▸ **App and web page records**
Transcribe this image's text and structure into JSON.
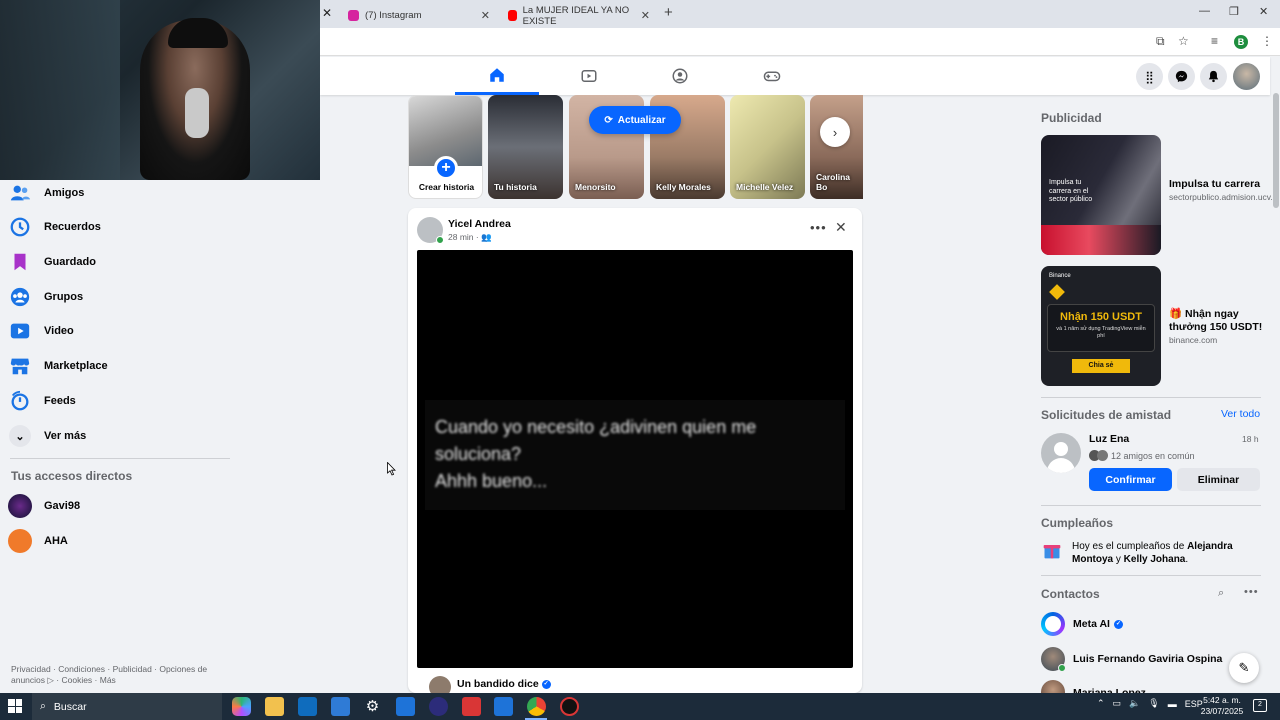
{
  "browser": {
    "tabs": [
      {
        "label": "(7) Instagram",
        "fav_color": "#d6249f"
      },
      {
        "label": "La MUJER IDEAL YA NO EXISTE",
        "fav_color": "#ff0000"
      }
    ],
    "profile_initial": "B"
  },
  "left_nav": {
    "items": [
      {
        "label": "Amigos",
        "icon": "friends-icon"
      },
      {
        "label": "Recuerdos",
        "icon": "memories-icon"
      },
      {
        "label": "Guardado",
        "icon": "saved-icon"
      },
      {
        "label": "Grupos",
        "icon": "groups-icon"
      },
      {
        "label": "Video",
        "icon": "video-icon"
      },
      {
        "label": "Marketplace",
        "icon": "marketplace-icon"
      },
      {
        "label": "Feeds",
        "icon": "feeds-icon"
      },
      {
        "label": "Ver más",
        "icon": "chevron-down-icon"
      }
    ],
    "shortcuts_title": "Tus accesos directos",
    "shortcuts": [
      {
        "label": "Gavi98"
      },
      {
        "label": "AHA"
      }
    ],
    "footer": "Privacidad · Condiciones · Publicidad · Opciones de anuncios ▷ · Cookies · Más"
  },
  "stories": {
    "create_label": "Crear historia",
    "items": [
      {
        "label": "Tu historia",
        "color": "#6b6f77"
      },
      {
        "label": "Menorsito",
        "color": "#b99a8a"
      },
      {
        "label": "Kelly Morales",
        "color": "#9a7b66"
      },
      {
        "label": "Michelle Velez",
        "color": "#c7c28a"
      },
      {
        "label": "Carolina Bo",
        "color": "#8a6a5a"
      }
    ],
    "update_label": "Actualizar"
  },
  "post": {
    "author": "Yicel Andrea",
    "time": "28 min · ",
    "video_text": "Cuando yo necesito ¿adivinen quien me soluciona?\nAhhh bueno...",
    "next_author": "Un bandido dice"
  },
  "right": {
    "ads_title": "Publicidad",
    "ads": [
      {
        "title": "Impulsa tu carrera",
        "url": "sectorpublico.admision.ucv.edu.pe",
        "img_text": "Impulsa tu carrera en el sector público"
      },
      {
        "title": "🎁 Nhận ngay thưởng 150 USDT!",
        "url": "binance.com",
        "img_brand": "Binance",
        "img_headline": "Nhận 150 USDT",
        "img_sub": "và 1 năm sử dụng TradingView miễn phí",
        "img_cta": "Chia sẻ"
      }
    ],
    "friend_requests_title": "Solicitudes de amistad",
    "see_all": "Ver todo",
    "request": {
      "name": "Luz Ena",
      "time": "18 h",
      "mutual": "12 amigos en común",
      "confirm": "Confirmar",
      "delete": "Eliminar"
    },
    "birthdays_title": "Cumpleaños",
    "birthday_text_prefix": "Hoy es el cumpleaños de ",
    "birthday_name1": "Alejandra Montoya",
    "birthday_mid": " y ",
    "birthday_name2": "Kelly Johana",
    "birthday_suffix": ".",
    "contacts_title": "Contactos",
    "contacts": [
      {
        "name": "Meta AI"
      },
      {
        "name": "Luis Fernando Gaviria Ospina"
      },
      {
        "name": "Mariana Lopez"
      }
    ]
  },
  "taskbar": {
    "search_label": "Buscar",
    "lang": "ESP",
    "time": "5:42 a. m.",
    "date": "23/07/2025",
    "notif_count": "2"
  },
  "colors": {
    "fb_blue": "#0866ff",
    "online_green": "#31a24c",
    "taskbar": "#1c2b3a"
  }
}
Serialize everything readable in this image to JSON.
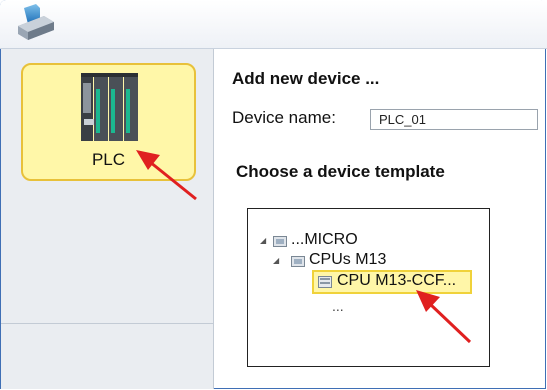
{
  "window": {
    "icon": "tia-portal-app-icon"
  },
  "sidebar": {
    "tile": {
      "label": "PLC",
      "icon": "plc-device-icon",
      "highlight_color": "#fff7a8"
    }
  },
  "main": {
    "heading": "Add new device ...",
    "device_name_label": "Device name:",
    "device_name_value": "PLC_01",
    "template_heading": "Choose a device template",
    "tree": {
      "root": {
        "label": "...MICRO",
        "expanded": true,
        "icon": "folder-icon"
      },
      "child": {
        "label": "CPUs M13",
        "expanded": true,
        "icon": "folder-icon"
      },
      "leaf": {
        "label": "CPU M13-CCF...",
        "selected": true,
        "icon": "cpu-module-icon"
      },
      "more": "..."
    }
  },
  "annotations": {
    "arrow_color": "#e02020"
  }
}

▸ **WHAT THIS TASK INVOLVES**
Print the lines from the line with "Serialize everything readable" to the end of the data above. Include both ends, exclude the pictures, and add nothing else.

▸ **TASK SOLUTION**
Serialize everything readable in this image to JSON.
{
  "window": {
    "icon": "tia-portal-app-icon"
  },
  "sidebar": {
    "tile": {
      "label": "PLC",
      "icon": "plc-device-icon",
      "highlight_color": "#fff7a8"
    }
  },
  "main": {
    "heading": "Add new device ...",
    "device_name_label": "Device name:",
    "device_name_value": "PLC_01",
    "template_heading": "Choose a device template",
    "tree": {
      "root": {
        "label": "...MICRO",
        "expanded": true,
        "icon": "folder-icon"
      },
      "child": {
        "label": "CPUs M13",
        "expanded": true,
        "icon": "folder-icon"
      },
      "leaf": {
        "label": "CPU M13-CCF...",
        "selected": true,
        "icon": "cpu-module-icon"
      },
      "more": "..."
    }
  },
  "annotations": {
    "arrow_color": "#e02020"
  }
}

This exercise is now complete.